> **Required action**: Your answer must be one number: the count of lines below that hold the word "title".

> **Website and app data records**:
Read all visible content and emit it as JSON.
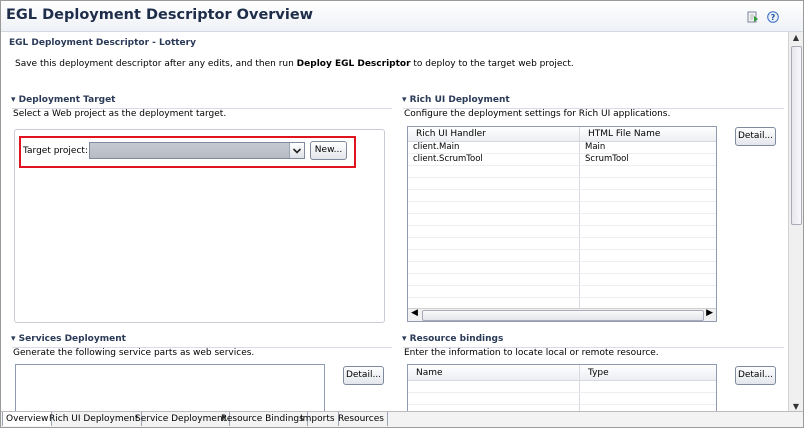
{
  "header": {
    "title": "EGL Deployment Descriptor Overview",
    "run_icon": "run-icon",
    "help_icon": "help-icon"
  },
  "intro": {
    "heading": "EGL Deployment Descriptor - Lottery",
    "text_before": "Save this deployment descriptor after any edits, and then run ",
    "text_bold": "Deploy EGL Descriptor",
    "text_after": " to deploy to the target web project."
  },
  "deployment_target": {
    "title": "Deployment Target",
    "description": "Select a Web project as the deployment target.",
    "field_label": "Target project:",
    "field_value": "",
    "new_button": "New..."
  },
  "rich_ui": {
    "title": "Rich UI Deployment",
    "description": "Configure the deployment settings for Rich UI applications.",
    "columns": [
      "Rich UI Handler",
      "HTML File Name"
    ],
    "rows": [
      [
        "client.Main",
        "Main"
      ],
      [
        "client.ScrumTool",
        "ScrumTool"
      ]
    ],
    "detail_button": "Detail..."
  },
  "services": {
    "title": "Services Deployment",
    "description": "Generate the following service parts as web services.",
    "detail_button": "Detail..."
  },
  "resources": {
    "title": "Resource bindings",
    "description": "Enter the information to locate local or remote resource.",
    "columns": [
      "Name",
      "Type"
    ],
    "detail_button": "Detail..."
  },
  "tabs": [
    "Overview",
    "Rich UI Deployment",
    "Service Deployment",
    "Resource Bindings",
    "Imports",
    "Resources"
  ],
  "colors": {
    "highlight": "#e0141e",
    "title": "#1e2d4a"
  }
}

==

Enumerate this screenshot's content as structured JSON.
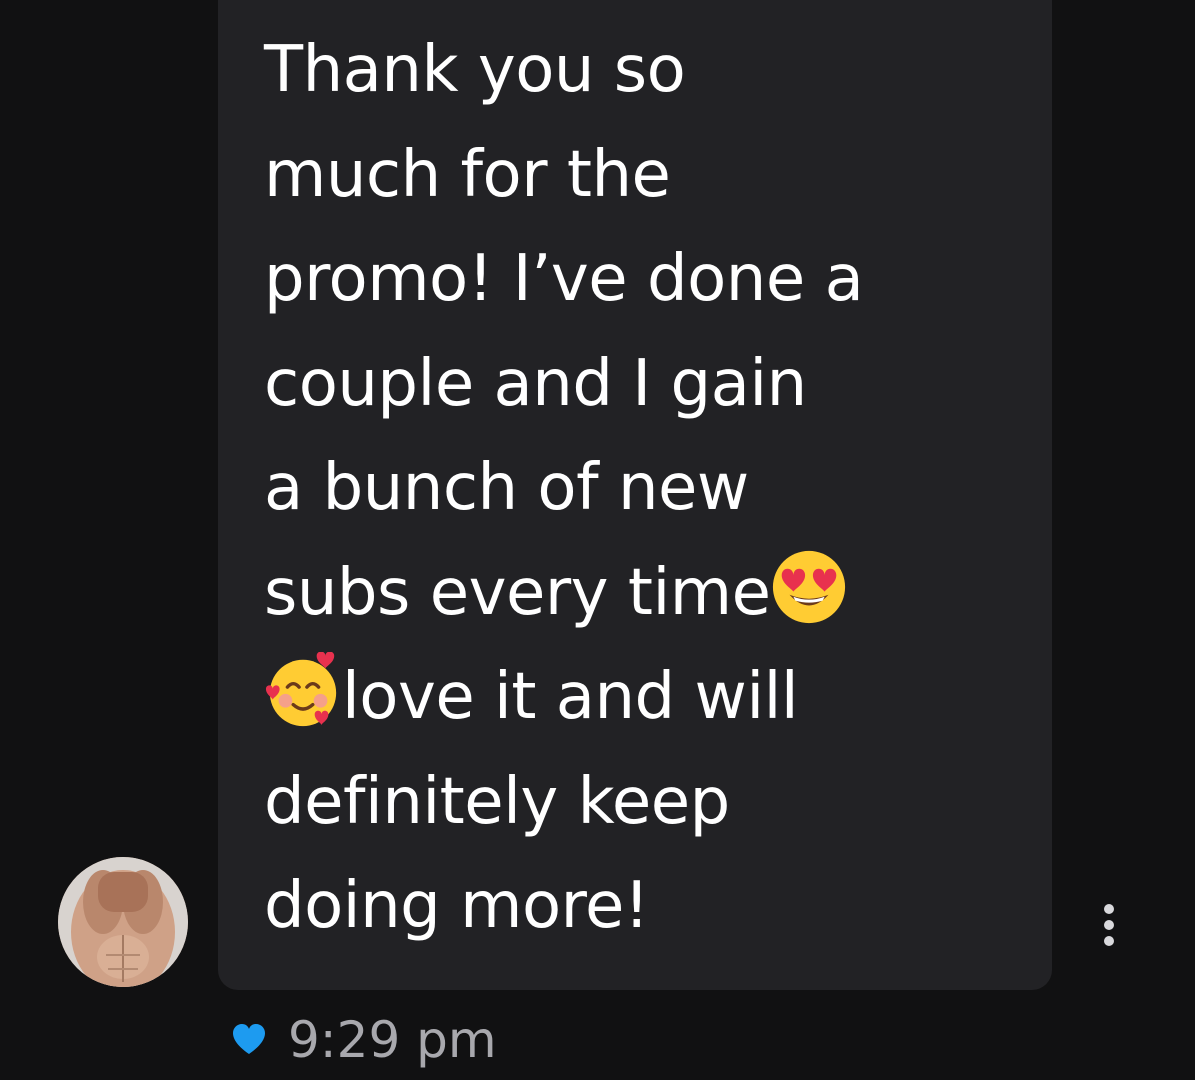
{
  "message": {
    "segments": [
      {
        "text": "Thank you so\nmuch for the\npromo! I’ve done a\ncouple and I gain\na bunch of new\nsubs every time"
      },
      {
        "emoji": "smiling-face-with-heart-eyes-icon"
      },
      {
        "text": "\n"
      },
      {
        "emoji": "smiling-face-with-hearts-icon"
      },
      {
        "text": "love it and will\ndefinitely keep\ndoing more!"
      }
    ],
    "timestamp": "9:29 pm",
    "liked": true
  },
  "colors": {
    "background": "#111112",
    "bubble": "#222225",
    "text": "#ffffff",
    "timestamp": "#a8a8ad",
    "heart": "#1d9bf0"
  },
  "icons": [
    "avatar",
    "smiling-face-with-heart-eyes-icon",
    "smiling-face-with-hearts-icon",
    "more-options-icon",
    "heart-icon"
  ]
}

> **Answer section**: 6